What you return should be the entries, unchanged, without their pictures.

Data entries:
━━━━━━━━━━━━━━━━━━━━

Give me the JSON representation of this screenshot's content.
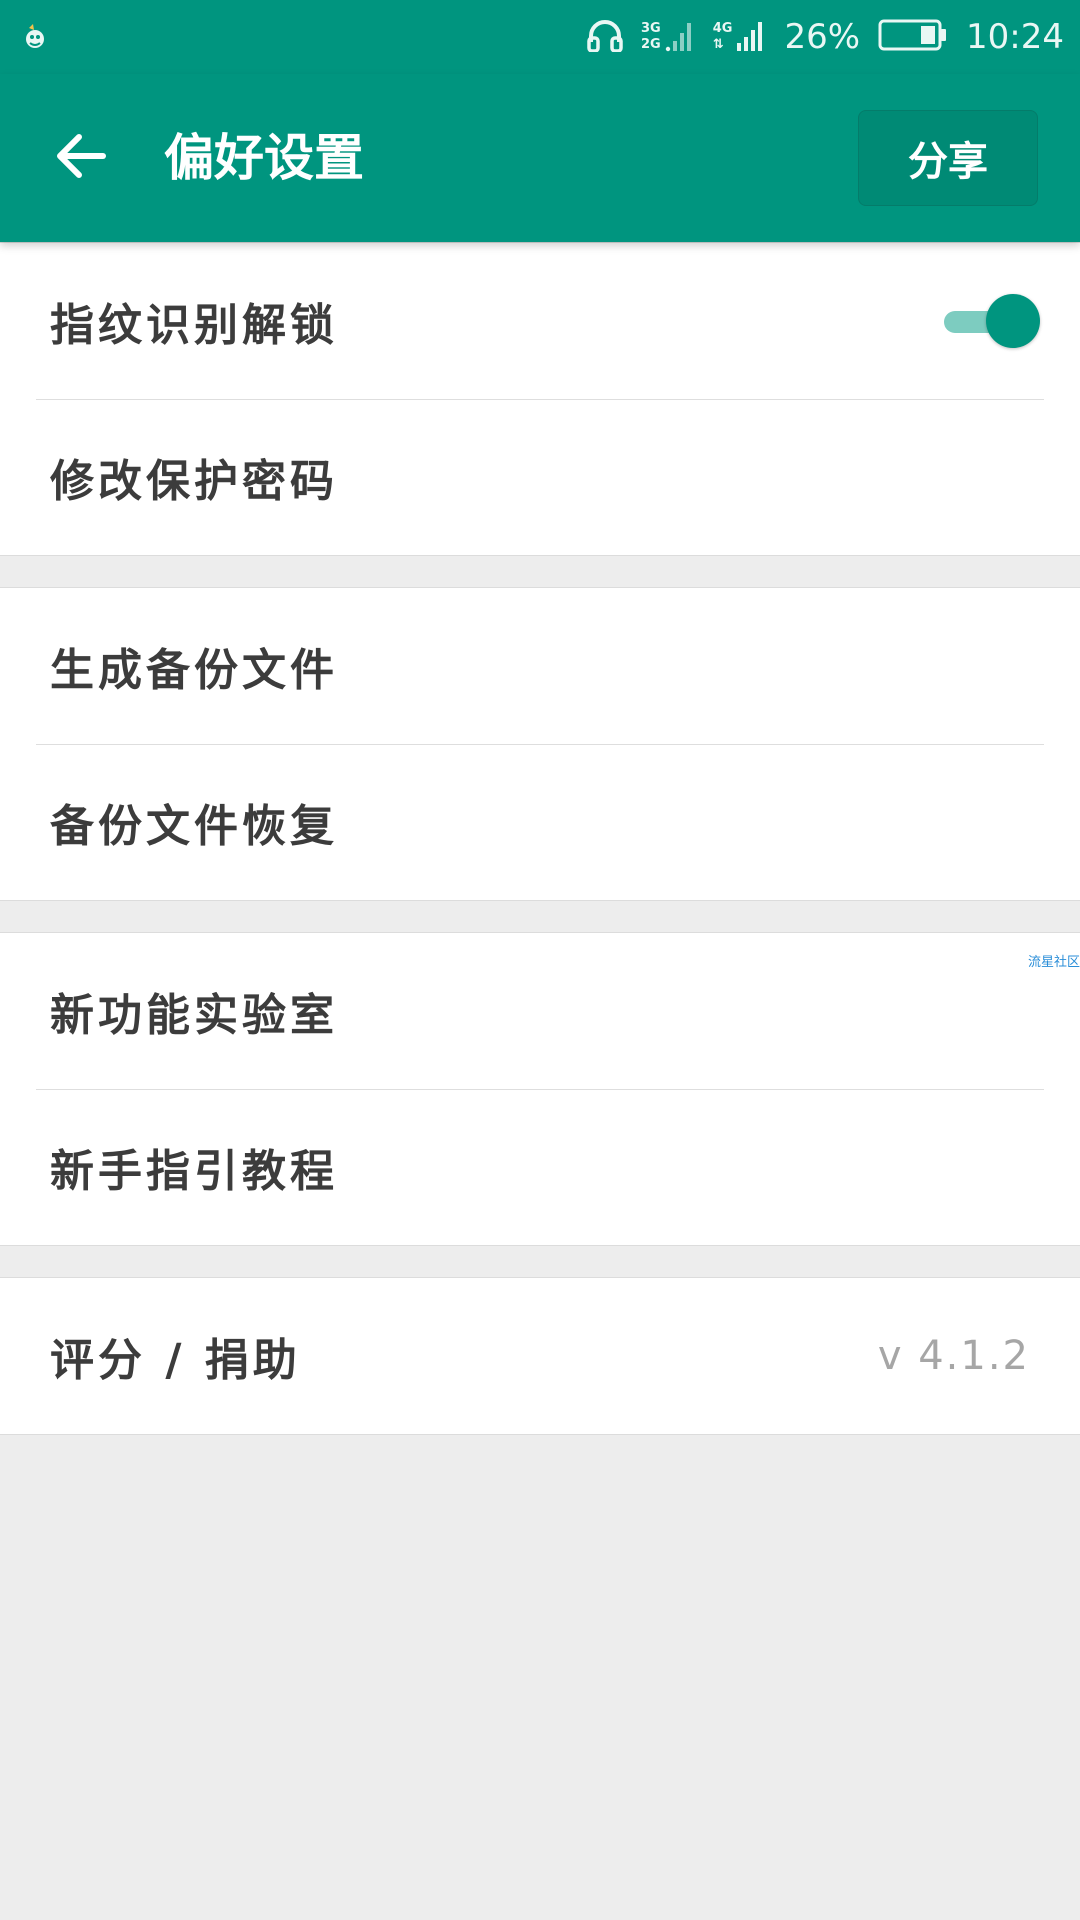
{
  "status_bar": {
    "network_1": [
      "3G",
      "2G"
    ],
    "network_2": "4G",
    "battery_percent": "26%",
    "battery_level": 0.26,
    "time": "10:24",
    "icons": [
      "notification-app-icon",
      "headphones-icon",
      "signal-icon",
      "battery-icon"
    ]
  },
  "app_bar": {
    "title": "偏好设置",
    "back_icon": "arrow-left-icon",
    "share_label": "分享"
  },
  "sections": [
    {
      "items": [
        {
          "label": "指纹识别解锁",
          "toggle_on": true
        },
        {
          "label": "修改保护密码"
        }
      ]
    },
    {
      "items": [
        {
          "label": "生成备份文件"
        },
        {
          "label": "备份文件恢复"
        }
      ]
    },
    {
      "items": [
        {
          "label": "新功能实验室"
        },
        {
          "label": "新手指引教程"
        }
      ]
    },
    {
      "items": [
        {
          "label": "评分 / 捐助",
          "value": "v 4.1.2"
        }
      ]
    }
  ],
  "watermark": "流星社区",
  "colors": {
    "primary": "#00957f",
    "toggle_track": "#7dccc0",
    "background": "#ededed",
    "text": "#3c3c3c",
    "secondary_text": "#a6a6a6"
  }
}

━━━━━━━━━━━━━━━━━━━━

RESULT OF THIS EXERCISE:
Give me the JSON representation of this screenshot's content.
{
  "status_bar": {
    "network_1": [
      "3G",
      "2G"
    ],
    "network_2": "4G",
    "battery_percent": "26%",
    "battery_level": 0.26,
    "time": "10:24",
    "icons": [
      "notification-app-icon",
      "headphones-icon",
      "signal-icon",
      "battery-icon"
    ]
  },
  "app_bar": {
    "title": "偏好设置",
    "back_icon": "arrow-left-icon",
    "share_label": "分享"
  },
  "sections": [
    {
      "items": [
        {
          "label": "指纹识别解锁",
          "toggle_on": true
        },
        {
          "label": "修改保护密码"
        }
      ]
    },
    {
      "items": [
        {
          "label": "生成备份文件"
        },
        {
          "label": "备份文件恢复"
        }
      ]
    },
    {
      "items": [
        {
          "label": "新功能实验室"
        },
        {
          "label": "新手指引教程"
        }
      ]
    },
    {
      "items": [
        {
          "label": "评分 / 捐助",
          "value": "v 4.1.2"
        }
      ]
    }
  ],
  "watermark": "流星社区",
  "colors": {
    "primary": "#00957f",
    "toggle_track": "#7dccc0",
    "background": "#ededed",
    "text": "#3c3c3c",
    "secondary_text": "#a6a6a6"
  }
}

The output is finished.